- District staff should asked to report air quality problems and symptoms to a designated person within each school so that appropriate recommendations, such as that they contact their health care professional, can be made. If the employee believes the problems are caused by workplace conditions, it is incumbant on the district to remind employees to file a workers’ compensation claim. Indoor safe working conditions are the responsiblity of the district, which is their employer, and the safety of district employees must be paramount. School district staff who raise concerns about indoor air quality and health impacts must be given protection as whistle-blowers. These are respected, dependable, effective, experienced employees we’ve entrusted with the education our children. We owe school district employees, as well as students, clean air in our schools.
- Work with the FNSB Air Quality Program office to establish a way to assess and alert schools on a timely basis for elevated PM 2.5 conditions. Local conditions may not always reflect what the FNSB website posting on the local air quality index shows. Air quality at Woodriver was reported as bad on days shown as “GOOD” on the borough site.
Protect students inside and outside the school at recess, field trips, & athletic events

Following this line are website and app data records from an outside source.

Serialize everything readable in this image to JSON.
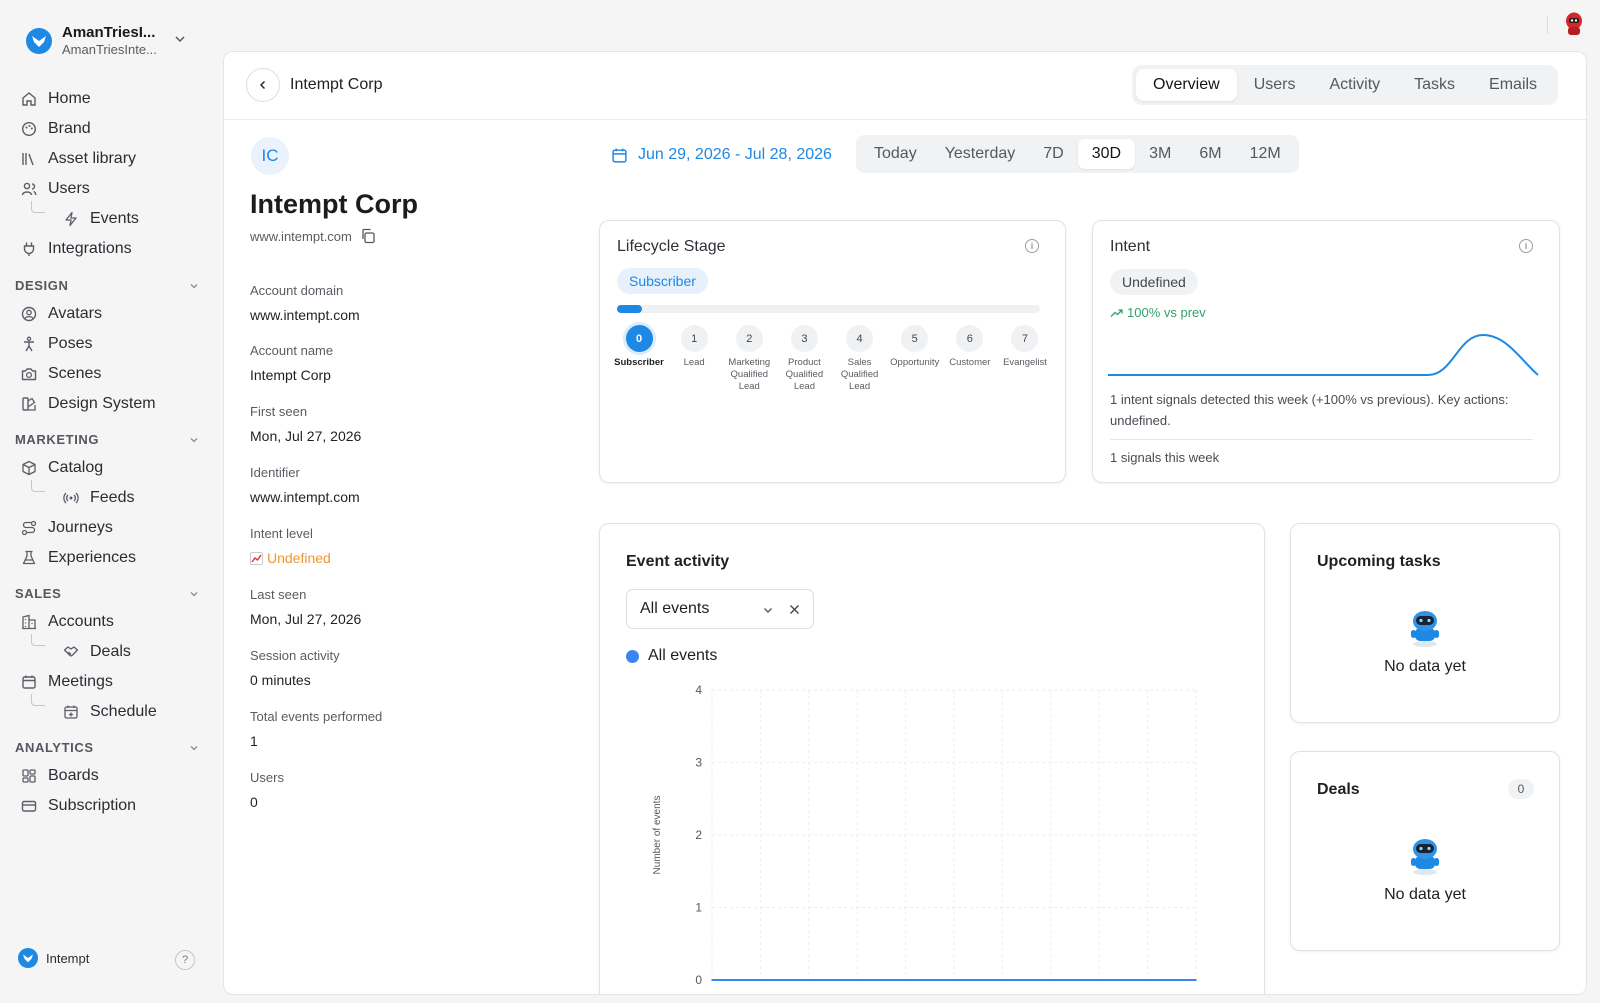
{
  "workspace": {
    "name": "AmanTriesI...",
    "subtitle": "AmanTriesInte..."
  },
  "nav": {
    "home": "Home",
    "brand": "Brand",
    "asset_library": "Asset library",
    "users": "Users",
    "events": "Events",
    "integrations": "Integrations",
    "design_section": "DESIGN",
    "avatars": "Avatars",
    "poses": "Poses",
    "scenes": "Scenes",
    "design_system": "Design System",
    "marketing_section": "MARKETING",
    "catalog": "Catalog",
    "feeds": "Feeds",
    "journeys": "Journeys",
    "experiences": "Experiences",
    "sales_section": "SALES",
    "accounts": "Accounts",
    "deals": "Deals",
    "meetings": "Meetings",
    "schedule": "Schedule",
    "analytics_section": "ANALYTICS",
    "boards": "Boards",
    "subscription": "Subscription"
  },
  "footer": {
    "brand": "Intempt",
    "help": "?"
  },
  "header": {
    "title": "Intempt Corp",
    "tabs": [
      "Overview",
      "Users",
      "Activity",
      "Tasks",
      "Emails"
    ],
    "active_tab": "Overview"
  },
  "account": {
    "initials": "IC",
    "name": "Intempt Corp",
    "website": "www.intempt.com",
    "fields": [
      {
        "label": "Account domain",
        "value": "www.intempt.com"
      },
      {
        "label": "Account name",
        "value": "Intempt Corp"
      },
      {
        "label": "First seen",
        "value": "Mon, Jul 27, 2026"
      },
      {
        "label": "Identifier",
        "value": "www.intempt.com"
      },
      {
        "label": "Intent level",
        "value": "Undefined"
      },
      {
        "label": "Last seen",
        "value": "Mon, Jul 27, 2026"
      },
      {
        "label": "Session activity",
        "value": "0 minutes"
      },
      {
        "label": "Total events performed",
        "value": "1"
      },
      {
        "label": "Users",
        "value": "0"
      }
    ]
  },
  "date_filter": {
    "range": "Jun 29, 2026 - Jul 28, 2026",
    "options": [
      "Today",
      "Yesterday",
      "7D",
      "30D",
      "3M",
      "6M",
      "12M"
    ],
    "active": "30D"
  },
  "lifecycle": {
    "title": "Lifecycle Stage",
    "current": "Subscriber",
    "progress_fraction": 0.06,
    "stages": [
      {
        "num": "0",
        "label": "Subscriber"
      },
      {
        "num": "1",
        "label": "Lead"
      },
      {
        "num": "2",
        "label": "Marketing Qualified Lead"
      },
      {
        "num": "3",
        "label": "Product Qualified Lead"
      },
      {
        "num": "4",
        "label": "Sales Qualified Lead"
      },
      {
        "num": "5",
        "label": "Opportunity"
      },
      {
        "num": "6",
        "label": "Customer"
      },
      {
        "num": "7",
        "label": "Evangelist"
      }
    ]
  },
  "intent": {
    "title": "Intent",
    "level": "Undefined",
    "trend": "100% vs prev",
    "description": "1 intent signals detected this week (+100% vs previous). Key actions: undefined.",
    "footer": "1 signals this week",
    "accent": "#1e88e5"
  },
  "event_activity": {
    "title": "Event activity",
    "filter_value": "All events",
    "legend": "All events"
  },
  "chart_data": {
    "type": "line",
    "series": [
      {
        "name": "All events",
        "values": [
          0,
          0,
          0,
          0,
          0,
          0,
          0,
          0,
          0,
          0,
          0,
          0,
          0,
          0,
          0,
          0,
          0,
          0,
          0,
          0,
          0,
          0,
          0,
          0,
          0,
          0,
          0,
          0,
          0,
          0
        ]
      }
    ],
    "ylabel": "Number of events",
    "xlabel": "",
    "yticks": [
      "4",
      "3",
      "2",
      "1",
      "0"
    ],
    "ylim": [
      0,
      4
    ],
    "grid": true,
    "color": "#3a86f0"
  },
  "upcoming_tasks": {
    "title": "Upcoming tasks",
    "empty": "No data yet"
  },
  "deals_card": {
    "title": "Deals",
    "count": "0",
    "empty": "No data yet"
  },
  "colors": {
    "accent": "#1e88e5",
    "success": "#33a06f",
    "warning": "#f0952f"
  }
}
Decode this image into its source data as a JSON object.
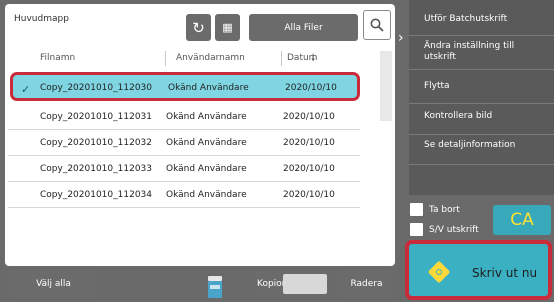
{
  "left_panel": {
    "folder": "Huvudmapp",
    "filter": "Alla Filer",
    "icons": {
      "refresh": "refresh-icon",
      "grid": "grid-view-icon",
      "search": "search-icon",
      "sort": "sort-desc-icon"
    },
    "columns": [
      "Filnamn",
      "Användarnamn",
      "Datum"
    ],
    "rows": [
      {
        "name": "Copy_20201010_112030",
        "user": "Okänd Användare",
        "date": "2020/10/10",
        "selected": true
      },
      {
        "name": "Copy_20201010_112031",
        "user": "Okänd Användare",
        "date": "2020/10/10"
      },
      {
        "name": "Copy_20201010_112032",
        "user": "Okänd Användare",
        "date": "2020/10/10"
      },
      {
        "name": "Copy_20201010_112033",
        "user": "Okänd Användare",
        "date": "2020/10/10"
      },
      {
        "name": "Copy_20201010_112034",
        "user": "Okänd Användare",
        "date": "2020/10/10"
      }
    ]
  },
  "sidebar": {
    "items": [
      "Utför Batchutskrift",
      "Ändra inställning till utskrift",
      "Flytta",
      "Kontrollera bild",
      "Se detaljinformation"
    ]
  },
  "options": {
    "delete_label": "Ta bort",
    "bw_label": "S/V utskrift",
    "ca": "CA"
  },
  "bottom": {
    "select_all": "Välj alla",
    "copies": "Kopior",
    "delete": "Radera",
    "print": "Skriv ut nu"
  },
  "colors": {
    "accent": "#3bb0c2",
    "highlight": "#c92b3a",
    "selected_row": "#7fd6e2"
  }
}
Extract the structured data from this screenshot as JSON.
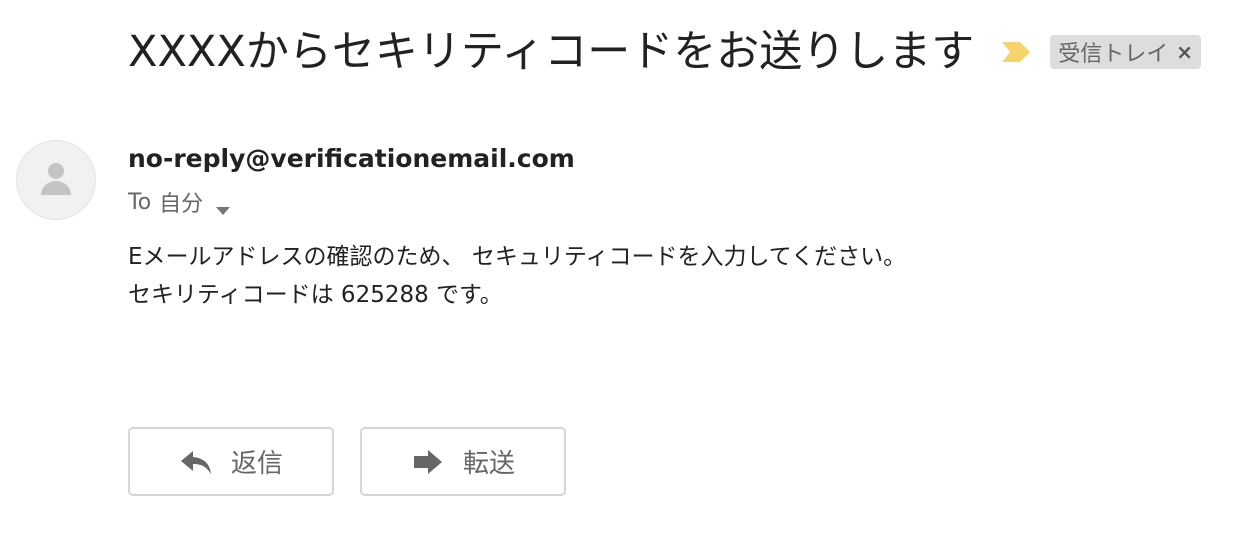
{
  "email": {
    "subject": "XXXXからセキリティコードをお送りします",
    "label": "受信トレイ",
    "label_remove": "×",
    "sender": "no-reply@verificationemail.com",
    "to_prefix": "To",
    "to_value": "自分",
    "body_lines": [
      "Eメールアドレスの確認のため、 セキュリティコードを入力してください。",
      "セキリティコードは 625288 です。"
    ]
  },
  "actions": {
    "reply_label": "返信",
    "forward_label": "転送"
  },
  "icons": {
    "importance": "importance-marker-icon",
    "avatar": "person-avatar-icon",
    "caret": "caret-down-icon",
    "reply": "reply-arrow-icon",
    "forward": "forward-arrow-icon"
  },
  "colors": {
    "importance": "#F7D36B",
    "label_chip_bg": "#DDDDDD",
    "button_border": "#D6D6D6",
    "text_muted": "#666666"
  }
}
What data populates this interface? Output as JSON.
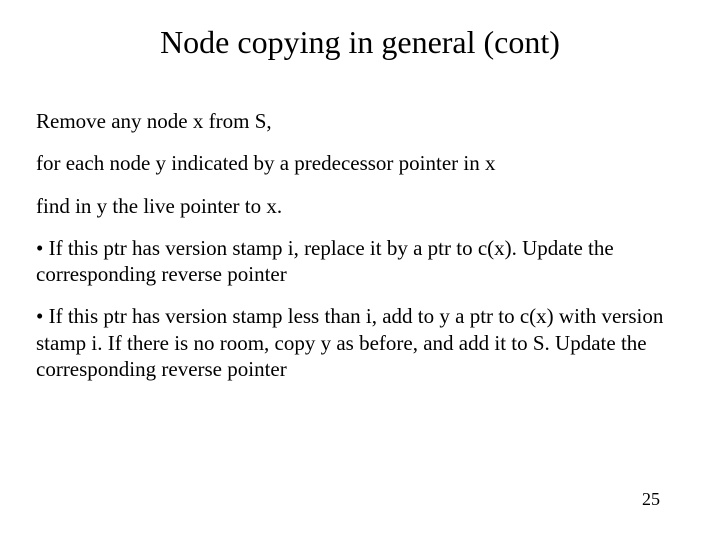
{
  "title": "Node copying in general (cont)",
  "paragraphs": {
    "p0": "Remove any node x from S,",
    "p1": "for each node y indicated by a predecessor pointer in x",
    "p2": "find in y the live pointer to x.",
    "p3": "• If this ptr has version stamp i, replace it by a ptr to c(x). Update the corresponding reverse pointer",
    "p4": "• If this ptr has version stamp less than i, add to y a ptr to c(x) with version stamp i. If there is no room, copy y as before, and add it to S. Update the corresponding reverse pointer"
  },
  "page_number": "25"
}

- Inside: conduct a feasibility study to assess installing PM 2.5 air filtration and fans in affected schools. Current school filtration is not adequate. The filters need to be upgraded to higher MERV standards and the fan motors need to be replaced to provide increased back pressure needed to maintain airflow. We’ve heard the school maintenance dept. is working on this situation. We do not want to see only 25-30% of the PM 2.5 filtered out. Going back to do a second upgrade wastes time, money, & endangers public health at district schools. Consideration should be given to filtration adequate to eliminate at least 90% of the PM 2.5 particles. If building filtration is not affordable or timely for this winter, consideration should be given to the efficacy of installing individual room filters throughout the schools to reduce exposure levels for the upcoming winter.
- Outside: School District Policy on Unhealthy Particulate Levels 960.1 needs to be reexamined in light of the Air Quality Index cautionary statements and current health studies. Seek input from Alaska Division of Public Health. It is not safe to have currently healthy children exercising, indoors or out, at particulate levels that are “Unsafe for Sensitive Groups.” Greater precautions need to be taken to protect children and staff whose health is already compromised. Staff serving outside duty during the smoke season (Oct – May at least) should be offered an option to be fitted for personal air HEPA filtration masks to reduce harm to staff due to cumulative exposure to PM 2.5.